Data items
★ ★ ★ ★ ★ ★ ★

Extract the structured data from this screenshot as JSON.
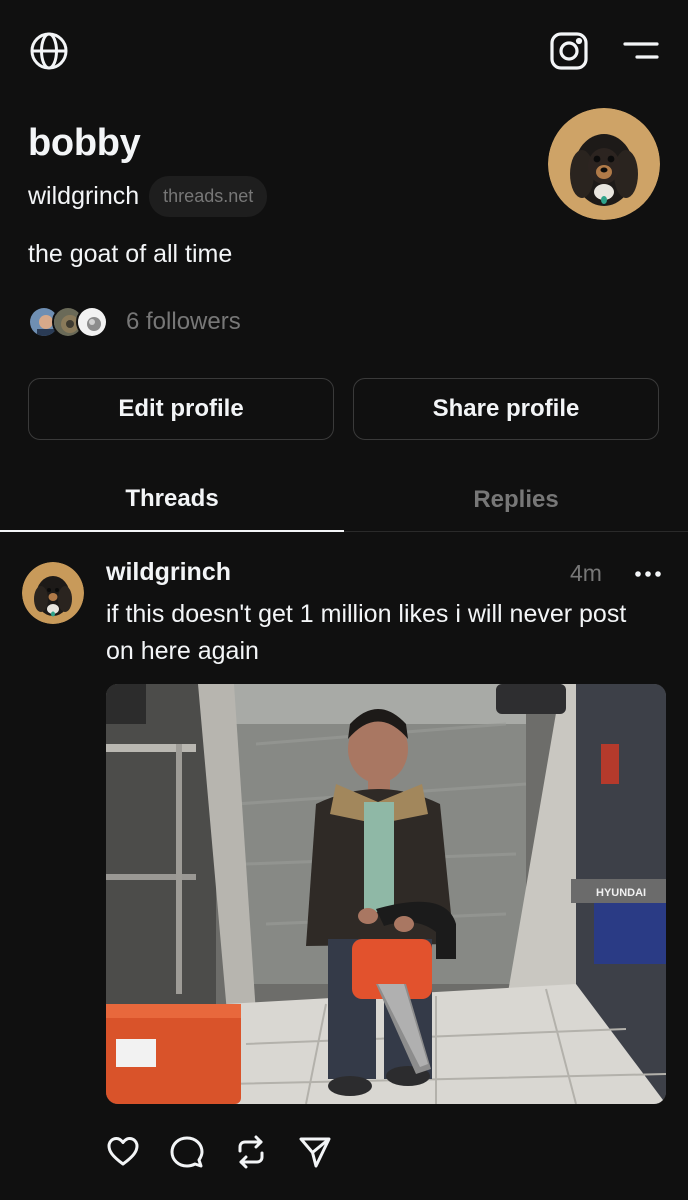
{
  "profile": {
    "name": "bobby",
    "handle": "wildgrinch",
    "domain": "threads.net",
    "bio": "the goat of all time",
    "followers_text": "6 followers"
  },
  "buttons": {
    "edit": "Edit profile",
    "share": "Share profile"
  },
  "tabs": [
    {
      "label": "Threads",
      "active": true
    },
    {
      "label": "Replies",
      "active": false
    }
  ],
  "post": {
    "user": "wildgrinch",
    "time": "4m",
    "text": "if this doesn't get 1 million likes i will never post on here again",
    "image_sign_text": "HYUNDAI"
  },
  "icons": {
    "top_left": "globe-icon",
    "top_right_1": "instagram-icon",
    "top_right_2": "menu-icon",
    "actions": [
      "heart-icon",
      "comment-icon",
      "repost-icon",
      "share-icon"
    ]
  },
  "colors": {
    "background": "#101010",
    "text": "#f3f5f7",
    "muted": "#777777",
    "border": "#3a3a3a"
  }
}
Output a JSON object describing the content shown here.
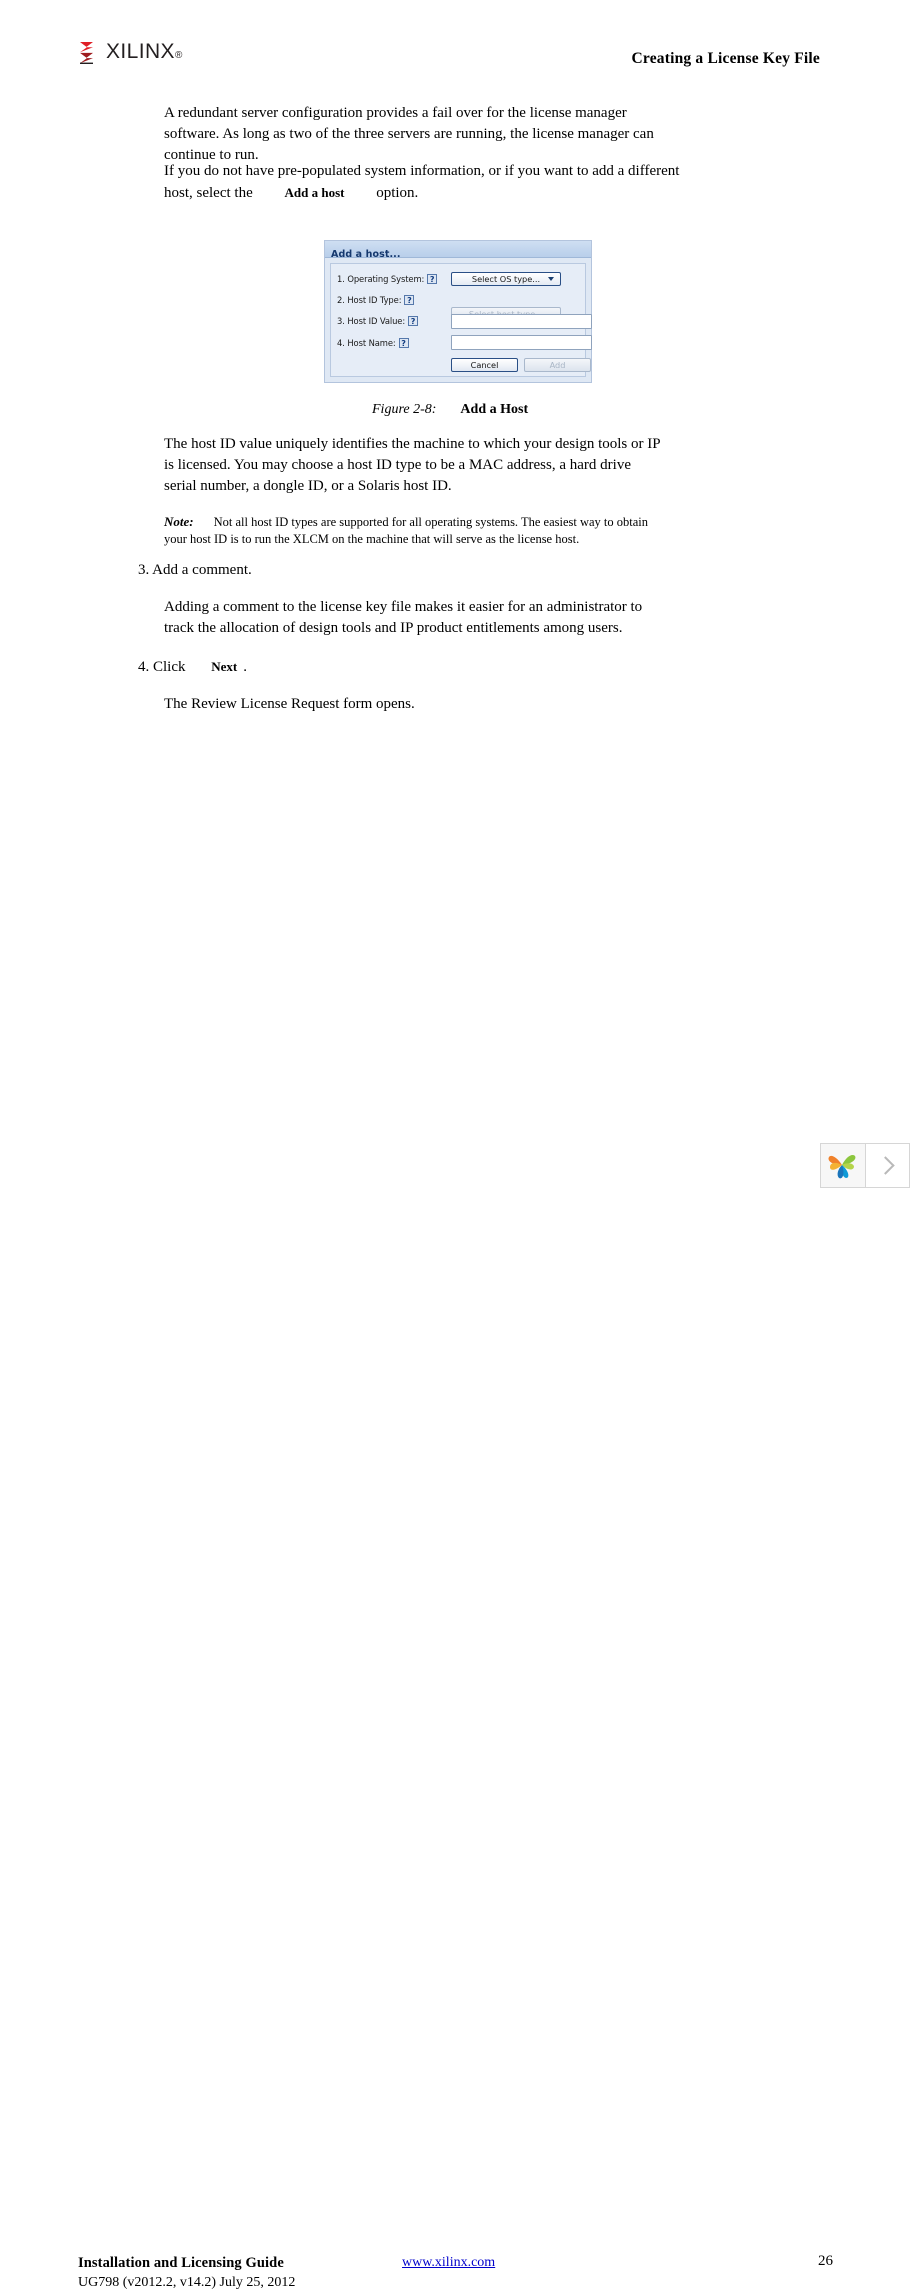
{
  "header": {
    "logo_text": "XILINX",
    "logo_registered": "®",
    "logo_icon": "xilinx-sigma-logo",
    "title": "Creating a License Key File"
  },
  "body": {
    "paragraph_1": "A redundant server configuration provides a fail over for the license manager software. As long as two of the three servers are running, the license manager can continue to run.",
    "paragraph_2_part1": "If you do not have pre-populated system information, or if you want to add a different host, select the",
    "paragraph_2_bold": "Add a host",
    "paragraph_2_part2": "option.",
    "paragraph_3": "The host ID value uniquely identifies the machine to which your design tools or IP is licensed. You may choose a host ID type to be a MAC address, a hard drive serial number, a dongle ID, or a Solaris host ID.",
    "note_keyword": "Note:",
    "note_text": "Not all host ID types are supported for all operating systems. The easiest way to obtain your host ID is to run the XLCM on the machine that will serve as the license host.",
    "step_3_heading": "3. Add a comment.",
    "step_3_body": "Adding a comment to the license key file makes it easier for an administrator to track the allocation of design tools and IP product entitlements among users.",
    "step_4_prefix": "4. Click",
    "step_4_bold": "Next",
    "step_4_suffix": ".",
    "step_4_body": "The Review License Request form opens."
  },
  "figure": {
    "number": "Figure 2-8:",
    "label": "Add a Host"
  },
  "dialog": {
    "title": "Add a host...",
    "fields": [
      {
        "label": "1. Operating System:",
        "help": "?",
        "control": "combo",
        "value": "Select OS type...",
        "disabled": false
      },
      {
        "label": "2. Host ID Type:",
        "help": "?",
        "control": "combo",
        "value": "Select host type...",
        "disabled": true
      },
      {
        "label": "3. Host ID Value:",
        "help": "?",
        "control": "text",
        "value": "",
        "disabled": false
      },
      {
        "label": "4. Host Name:",
        "help": "?",
        "control": "text",
        "value": "",
        "disabled": false
      }
    ],
    "buttons": {
      "cancel": "Cancel",
      "add": "Add"
    }
  },
  "footer": {
    "guide_title": "Installation and Licensing Guide",
    "doc_id": "UG798 (v2012.2, v14.2) July 25, 2012",
    "link": "www.xilinx.com",
    "page_number": "26"
  },
  "widget": {
    "logo_icon": "colored-leaf-logo",
    "next_icon": "chevron-right-icon"
  },
  "colors": {
    "brand_red": "#e01f26",
    "link_blue": "#0000cc",
    "dialog_title_text": "#15386e",
    "dialog_body_bg": "#e6edf7",
    "dialog_outer_bg": "#dfe8f4"
  }
}
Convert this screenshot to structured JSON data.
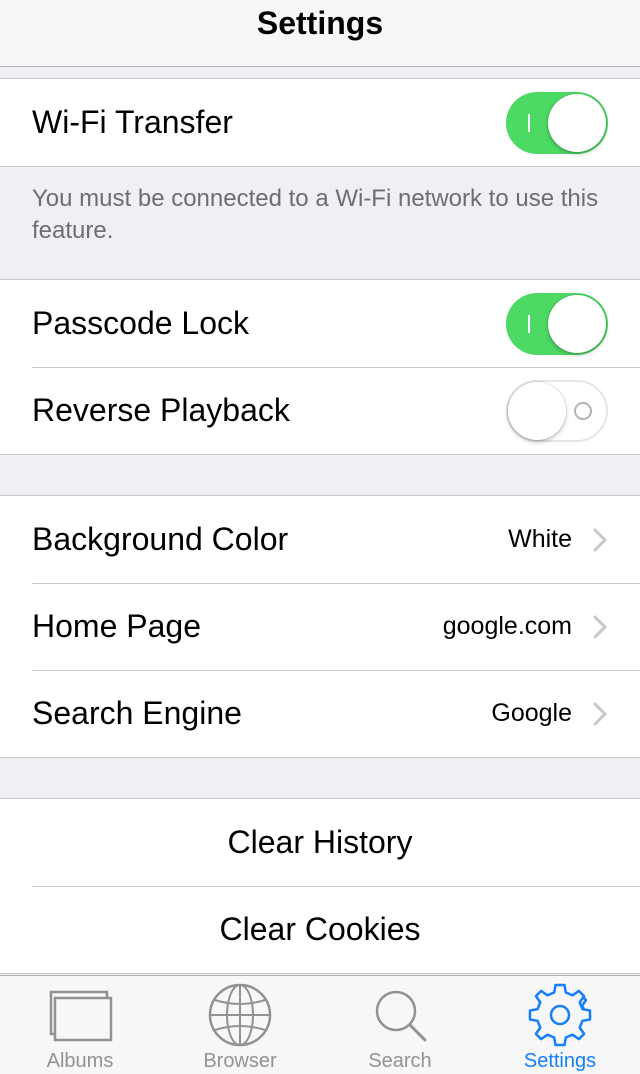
{
  "navbar": {
    "title": "Settings"
  },
  "wifi": {
    "label": "Wi-Fi Transfer",
    "enabled": true,
    "note": "You must be connected to a Wi-Fi network to use this feature."
  },
  "security": {
    "passcode_label": "Passcode Lock",
    "passcode_enabled": true,
    "reverse_label": "Reverse Playback",
    "reverse_enabled": false
  },
  "prefs": {
    "background_label": "Background Color",
    "background_value": "White",
    "homepage_label": "Home Page",
    "homepage_value": "google.com",
    "search_label": "Search Engine",
    "search_value": "Google"
  },
  "actions": {
    "clear_history": "Clear History",
    "clear_cookies": "Clear Cookies"
  },
  "tabbar": {
    "albums": "Albums",
    "browser": "Browser",
    "search": "Search",
    "settings": "Settings",
    "active": "settings",
    "active_color": "#157efb",
    "inactive_color": "#929292"
  },
  "colors": {
    "toggle_on": "#4cd964"
  }
}
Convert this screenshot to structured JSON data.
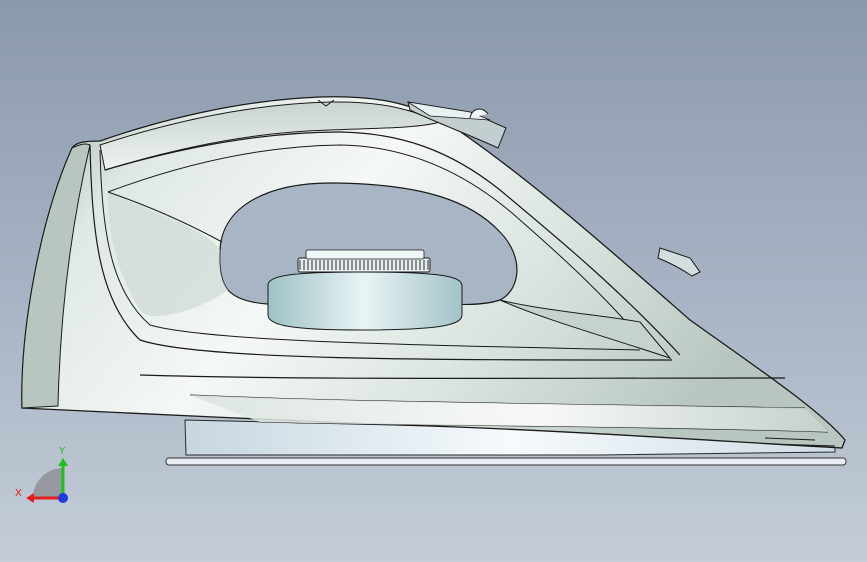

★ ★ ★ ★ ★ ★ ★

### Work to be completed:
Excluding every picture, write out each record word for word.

### Written answer:
Extract the structured data from this screenshot as JSON.
{
  "profile": {
    "name": "bobby",
    "handle": "wildgrinch",
    "domain": "threads.net",
    "bio": "the goat of all time",
    "followers_text": "6 followers"
  },
  "buttons": {
    "edit": "Edit profile",
    "share": "Share profile"
  },
  "tabs": [
    {
      "label": "Threads",
      "active": true
    },
    {
      "label": "Replies",
      "active": false
    }
  ],
  "post": {
    "user": "wildgrinch",
    "time": "4m",
    "text": "if this doesn't get 1 million likes i will never post on here again",
    "image_sign_text": "HYUNDAI"
  },
  "icons": {
    "top_left": "globe-icon",
    "top_right_1": "instagram-icon",
    "top_right_2": "menu-icon",
    "actions": [
      "heart-icon",
      "comment-icon",
      "repost-icon",
      "share-icon"
    ]
  },
  "colors": {
    "background": "#101010",
    "text": "#f3f5f7",
    "muted": "#777777",
    "border": "#3a3a3a"
  }
}
Output a JSON object describing the content shown here.
{
  "header": {
    "logo_text": "XILINX",
    "logo_registered": "®",
    "logo_icon": "xilinx-sigma-logo",
    "title": "Creating a License Key File"
  },
  "body": {
    "paragraph_1": "A redundant server configuration provides a fail over for the license manager software. As long as two of the three servers are running, the license manager can continue to run.",
    "paragraph_2_part1": "If you do not have pre-populated system information, or if you want to add a different host, select the",
    "paragraph_2_bold": "Add a host",
    "paragraph_2_part2": "option.",
    "paragraph_3": "The host ID value uniquely identifies the machine to which your design tools or IP is licensed. You may choose a host ID type to be a MAC address, a hard drive serial number, a dongle ID, or a Solaris host ID.",
    "note_keyword": "Note:",
    "note_text": "Not all host ID types are supported for all operating systems. The easiest way to obtain your host ID is to run the XLCM on the machine that will serve as the license host.",
    "step_3_heading": "3. Add a comment.",
    "step_3_body": "Adding a comment to the license key file makes it easier for an administrator to track the allocation of design tools and IP product entitlements among users.",
    "step_4_prefix": "4. Click",
    "step_4_bold": "Next",
    "step_4_suffix": ".",
    "step_4_body": "The Review License Request form opens."
  },
  "figure": {
    "number": "Figure 2-8:",
    "label": "Add a Host"
  },
  "dialog": {
    "title": "Add a host...",
    "fields": [
      {
        "label": "1. Operating System:",
        "help": "?",
        "control": "combo",
        "value": "Select OS type...",
        "disabled": false
      },
      {
        "label": "2. Host ID Type:",
        "help": "?",
        "control": "combo",
        "value": "Select host type...",
        "disabled": true
      },
      {
        "label": "3. Host ID Value:",
        "help": "?",
        "control": "text",
        "value": "",
        "disabled": false
      },
      {
        "label": "4. Host Name:",
        "help": "?",
        "control": "text",
        "value": "",
        "disabled": false
      }
    ],
    "buttons": {
      "cancel": "Cancel",
      "add": "Add"
    }
  },
  "footer": {
    "guide_title": "Installation and Licensing Guide",
    "doc_id": "UG798 (v2012.2, v14.2) July 25, 2012",
    "link": "www.xilinx.com",
    "page_number": "26"
  },
  "widget": {
    "logo_icon": "colored-leaf-logo",
    "next_icon": "chevron-right-icon"
  },
  "colors": {
    "brand_red": "#e01f26",
    "link_blue": "#0000cc",
    "dialog_title_text": "#15386e",
    "dialog_body_bg": "#e6edf7",
    "dialog_outer_bg": "#dfe8f4"
  }
}
Convert this screenshot to structured JSON data.
{
  "navbar": {
    "title": "Settings"
  },
  "wifi": {
    "label": "Wi-Fi Transfer",
    "enabled": true,
    "note": "You must be connected to a Wi-Fi network to use this feature."
  },
  "security": {
    "passcode_label": "Passcode Lock",
    "passcode_enabled": true,
    "reverse_label": "Reverse Playback",
    "reverse_enabled": false
  },
  "prefs": {
    "background_label": "Background Color",
    "background_value": "White",
    "homepage_label": "Home Page",
    "homepage_value": "google.com",
    "search_label": "Search Engine",
    "search_value": "Google"
  },
  "actions": {
    "clear_history": "Clear History",
    "clear_cookies": "Clear Cookies"
  },
  "tabbar": {
    "albums": "Albums",
    "browser": "Browser",
    "search": "Search",
    "settings": "Settings",
    "active": "settings",
    "active_color": "#157efb",
    "inactive_color": "#929292"
  },
  "colors": {
    "toggle_on": "#4cd964"
  }
}
Convert this screenshot to structured JSON data.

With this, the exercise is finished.